There has been an overall decline, but it's been marginal—less than four percent. Nevertheless, we continue to set new annual records in overall marijuana arrests, and drug czar John Walter's office is dubiously trumpeting the slight declines as vindication that the Bush-Walters overall strategy is working.
But there's a side to this discussion that's quite a more nefarious than your usual drug warrior manipulation of data.
The ONDCP has been celebrating these marginal declines (largely driven by declines in the use of marijuana) as a "success" for a couple of years now. From a piece I wrote in February:
In December 2006, the ONDCP put out a triumphant press release celebrating a five-year decline in the use of illicit drugs among teens.
"There has been a substance abuse sea change among American teens," Walters said in the release. "They are getting the message that dangerous drugs damage their lives and limit their futures. We know that if people don't start using drugs during their teen years, they are very unlikely to go on to develop drug problems later in life."

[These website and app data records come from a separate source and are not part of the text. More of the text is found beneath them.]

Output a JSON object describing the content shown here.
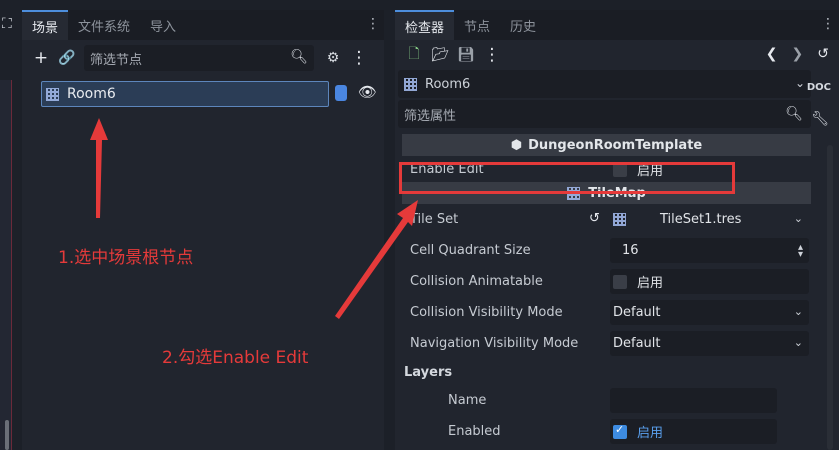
{
  "scene_dock": {
    "tabs": [
      "场景",
      "文件系统",
      "导入"
    ],
    "filter_placeholder": "筛选节点",
    "root_node": "Room6"
  },
  "inspector": {
    "tabs": [
      "检查器",
      "节点",
      "历史"
    ],
    "object_name": "Room6",
    "filter_placeholder": "筛选属性",
    "section_script": "DungeonRoomTemplate",
    "section_tilemap": "TileMap",
    "props": [
      {
        "name": "Enable Edit",
        "value": "启用"
      },
      {
        "name": "Tile Set",
        "value": "TileSet1.tres"
      },
      {
        "name": "Cell Quadrant Size",
        "value": "16"
      },
      {
        "name": "Collision Animatable",
        "value": "启用"
      },
      {
        "name": "Collision Visibility Mode",
        "value": "Default"
      },
      {
        "name": "Navigation Visibility Mode",
        "value": "Default"
      }
    ],
    "layers_title": "Layers",
    "layer_props": [
      {
        "name": "Name",
        "value": ""
      },
      {
        "name": "Enabled",
        "value": "启用"
      }
    ]
  },
  "annotations": {
    "step1": "1.选中场景根节点",
    "step2": "2.勾选Enable Edit",
    "color": "#e53a3a"
  }
}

But here's what the ONDCP doesn't want to talk about:
But the following February, the Centers for Disease Control reported that deaths from drug overdoses rose nearly 70 percent over the previous five years.
Half the overdose deaths were attributable to cocaine, heroin, and prescription drugs (the number of overdose deaths caused by marijuana—the drug most targeted by the ONDCP—remained at zero). One of the biggest increases (113%) came among aged 15-22, those same teenagers Walters was celebrating just three months earlier.
We're told that drug war is a moral imperative because, in the words of Walters himself, "dangerous drugs damage [children's] lives and limit their futures." But like most temperance zealots, Walters measures success not by actual lives wrecked or ended prematurely, but merely by how many people are and aren't getting high.
Switching from the "drugs ruin lives" justification for the drug war itself to "how many people are getting high" when measuring the same drug war's effectiveness, then, hides a more important statistic: How many people have had their lives ruined and futures limited by the drug war? The vast majority of the 873,000 people arrested for marijuana offenses last year, for example, likely had more damage done to their lives by the prohibition of marijuana than could ever be done by the drug itself.
Such is why drug warriors like William Bennett, Karen Tandy, and Walters can assert with a straight face that alcohol prohibition was, also, a "success." Sure, the crime rate spiked, alcohol hospitalizations soared, and corruption and contempt for the rule of law was rampant. But fewer people swallowed down less demon rum. So, score one for social engineering.
Sure, deaths from drug overdose have jumped 70 percent, and more than doubled among young people. But fewer people are smoking pot. And that means we're winning.